● Task: Output all of the records exactly, word for word.
[[ Information supplied open ]]
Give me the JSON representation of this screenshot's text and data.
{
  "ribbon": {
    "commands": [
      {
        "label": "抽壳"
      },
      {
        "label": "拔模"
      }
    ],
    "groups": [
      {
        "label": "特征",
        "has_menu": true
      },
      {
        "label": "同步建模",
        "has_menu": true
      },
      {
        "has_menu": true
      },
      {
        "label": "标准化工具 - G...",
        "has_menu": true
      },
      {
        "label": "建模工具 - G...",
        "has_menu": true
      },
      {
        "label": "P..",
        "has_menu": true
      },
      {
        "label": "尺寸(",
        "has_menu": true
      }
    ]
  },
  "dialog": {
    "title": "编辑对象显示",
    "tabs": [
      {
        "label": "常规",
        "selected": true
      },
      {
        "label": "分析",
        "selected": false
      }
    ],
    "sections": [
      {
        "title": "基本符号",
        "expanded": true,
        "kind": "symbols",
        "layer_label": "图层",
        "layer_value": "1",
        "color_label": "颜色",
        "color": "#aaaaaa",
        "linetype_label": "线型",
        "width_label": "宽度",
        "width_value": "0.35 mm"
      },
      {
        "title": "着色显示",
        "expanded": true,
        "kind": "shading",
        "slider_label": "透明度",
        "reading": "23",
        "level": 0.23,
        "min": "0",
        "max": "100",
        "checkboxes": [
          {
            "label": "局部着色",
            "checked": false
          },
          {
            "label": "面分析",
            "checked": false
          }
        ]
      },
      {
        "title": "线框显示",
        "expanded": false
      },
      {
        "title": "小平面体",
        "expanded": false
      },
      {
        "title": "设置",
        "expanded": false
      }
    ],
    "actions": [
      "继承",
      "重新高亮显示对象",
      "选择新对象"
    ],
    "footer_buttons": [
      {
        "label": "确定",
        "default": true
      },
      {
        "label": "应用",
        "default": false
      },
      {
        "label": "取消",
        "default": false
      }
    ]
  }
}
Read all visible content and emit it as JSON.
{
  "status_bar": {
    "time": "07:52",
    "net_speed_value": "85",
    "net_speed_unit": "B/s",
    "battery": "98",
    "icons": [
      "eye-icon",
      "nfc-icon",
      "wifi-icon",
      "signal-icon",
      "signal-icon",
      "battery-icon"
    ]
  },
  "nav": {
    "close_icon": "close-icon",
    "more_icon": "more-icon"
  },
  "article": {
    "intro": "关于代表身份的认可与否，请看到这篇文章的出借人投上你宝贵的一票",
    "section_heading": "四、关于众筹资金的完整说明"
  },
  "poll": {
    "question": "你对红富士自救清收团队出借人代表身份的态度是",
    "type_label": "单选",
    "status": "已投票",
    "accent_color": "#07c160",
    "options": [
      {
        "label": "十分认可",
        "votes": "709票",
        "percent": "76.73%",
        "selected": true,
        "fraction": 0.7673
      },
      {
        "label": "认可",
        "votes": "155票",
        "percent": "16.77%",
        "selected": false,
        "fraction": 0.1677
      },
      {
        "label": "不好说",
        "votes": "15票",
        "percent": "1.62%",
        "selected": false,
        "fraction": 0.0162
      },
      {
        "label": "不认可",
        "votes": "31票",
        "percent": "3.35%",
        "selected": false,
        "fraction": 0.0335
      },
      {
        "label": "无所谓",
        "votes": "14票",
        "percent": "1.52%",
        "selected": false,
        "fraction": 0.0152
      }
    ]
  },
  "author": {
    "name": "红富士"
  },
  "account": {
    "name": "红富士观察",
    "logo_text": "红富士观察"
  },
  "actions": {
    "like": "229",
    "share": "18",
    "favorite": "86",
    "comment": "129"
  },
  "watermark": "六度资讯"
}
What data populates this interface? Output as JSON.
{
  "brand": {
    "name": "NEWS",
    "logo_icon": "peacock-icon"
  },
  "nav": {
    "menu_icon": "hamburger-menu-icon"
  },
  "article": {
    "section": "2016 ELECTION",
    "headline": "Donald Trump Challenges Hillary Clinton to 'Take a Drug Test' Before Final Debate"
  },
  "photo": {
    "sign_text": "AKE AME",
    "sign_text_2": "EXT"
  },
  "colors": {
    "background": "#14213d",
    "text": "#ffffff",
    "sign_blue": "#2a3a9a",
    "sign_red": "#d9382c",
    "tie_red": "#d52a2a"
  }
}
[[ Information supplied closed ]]
● Task solution:
Give me the JSON representation of this screenshot's text and data.
{
  "ribbon": {
    "commands": [
      {
        "label": "抽壳"
      },
      {
        "label": "拔模"
      }
    ],
    "groups": [
      {
        "label": "特征",
        "has_menu": true
      },
      {
        "label": "同步建模",
        "has_menu": true
      },
      {
        "has_menu": true
      },
      {
        "label": "标准化工具 - G...",
        "has_menu": true
      },
      {
        "label": "建模工具 - G...",
        "has_menu": true
      },
      {
        "label": "P..",
        "has_menu": true
      },
      {
        "label": "尺寸(",
        "has_menu": true
      }
    ]
  },
  "dialog": {
    "title": "编辑对象显示",
    "tabs": [
      {
        "label": "常规",
        "selected": true
      },
      {
        "label": "分析",
        "selected": false
      }
    ],
    "sections": [
      {
        "title": "基本符号",
        "expanded": true,
        "kind": "symbols",
        "layer_label": "图层",
        "layer_value": "1",
        "color_label": "颜色",
        "color": "#aaaaaa",
        "linetype_label": "线型",
        "width_label": "宽度",
        "width_value": "0.35 mm"
      },
      {
        "title": "着色显示",
        "expanded": true,
        "kind": "shading",
        "slider_label": "透明度",
        "reading": "23",
        "level": 0.23,
        "min": "0",
        "max": "100",
        "checkboxes": [
          {
            "label": "局部着色",
            "checked": false
          },
          {
            "label": "面分析",
            "checked": false
          }
        ]
      },
      {
        "title": "线框显示",
        "expanded": false
      },
      {
        "title": "小平面体",
        "expanded": false
      },
      {
        "title": "设置",
        "expanded": false
      }
    ],
    "actions": [
      "继承",
      "重新高亮显示对象",
      "选择新对象"
    ],
    "footer_buttons": [
      {
        "label": "确定",
        "default": true
      },
      {
        "label": "应用",
        "default": false
      },
      {
        "label": "取消",
        "default": false
      }
    ]
  }
}
Read all visible content and emit it as JSON.
{
  "status_bar": {
    "time": "07:52",
    "net_speed_value": "85",
    "net_speed_unit": "B/s",
    "battery": "98",
    "icons": [
      "eye-icon",
      "nfc-icon",
      "wifi-icon",
      "signal-icon",
      "signal-icon",
      "battery-icon"
    ]
  },
  "nav": {
    "close_icon": "close-icon",
    "more_icon": "more-icon"
  },
  "article": {
    "intro": "关于代表身份的认可与否，请看到这篇文章的出借人投上你宝贵的一票",
    "section_heading": "四、关于众筹资金的完整说明"
  },
  "poll": {
    "question": "你对红富士自救清收团队出借人代表身份的态度是",
    "type_label": "单选",
    "status": "已投票",
    "accent_color": "#07c160",
    "options": [
      {
        "label": "十分认可",
        "votes": "709票",
        "percent": "76.73%",
        "selected": true,
        "fraction": 0.7673
      },
      {
        "label": "认可",
        "votes": "155票",
        "percent": "16.77%",
        "selected": false,
        "fraction": 0.1677
      },
      {
        "label": "不好说",
        "votes": "15票",
        "percent": "1.62%",
        "selected": false,
        "fraction": 0.0162
      },
      {
        "label": "不认可",
        "votes": "31票",
        "percent": "3.35%",
        "selected": false,
        "fraction": 0.0335
      },
      {
        "label": "无所谓",
        "votes": "14票",
        "percent": "1.52%",
        "selected": false,
        "fraction": 0.0152
      }
    ]
  },
  "author": {
    "name": "红富士"
  },
  "account": {
    "name": "红富士观察",
    "logo_text": "红富士观察"
  },
  "actions": {
    "like": "229",
    "share": "18",
    "favorite": "86",
    "comment": "129"
  },
  "watermark": "六度资讯"
}
What data populates this interface? Output as JSON.
{
  "brand": {
    "name": "NEWS",
    "logo_icon": "peacock-icon"
  },
  "nav": {
    "menu_icon": "hamburger-menu-icon"
  },
  "article": {
    "section": "2016 ELECTION",
    "headline": "Donald Trump Challenges Hillary Clinton to 'Take a Drug Test' Before Final Debate"
  },
  "photo": {
    "sign_text": "AKE AME",
    "sign_text_2": "EXT"
  },
  "colors": {
    "background": "#14213d",
    "text": "#ffffff",
    "sign_blue": "#2a3a9a",
    "sign_red": "#d9382c",
    "tie_red": "#d52a2a"
  }
}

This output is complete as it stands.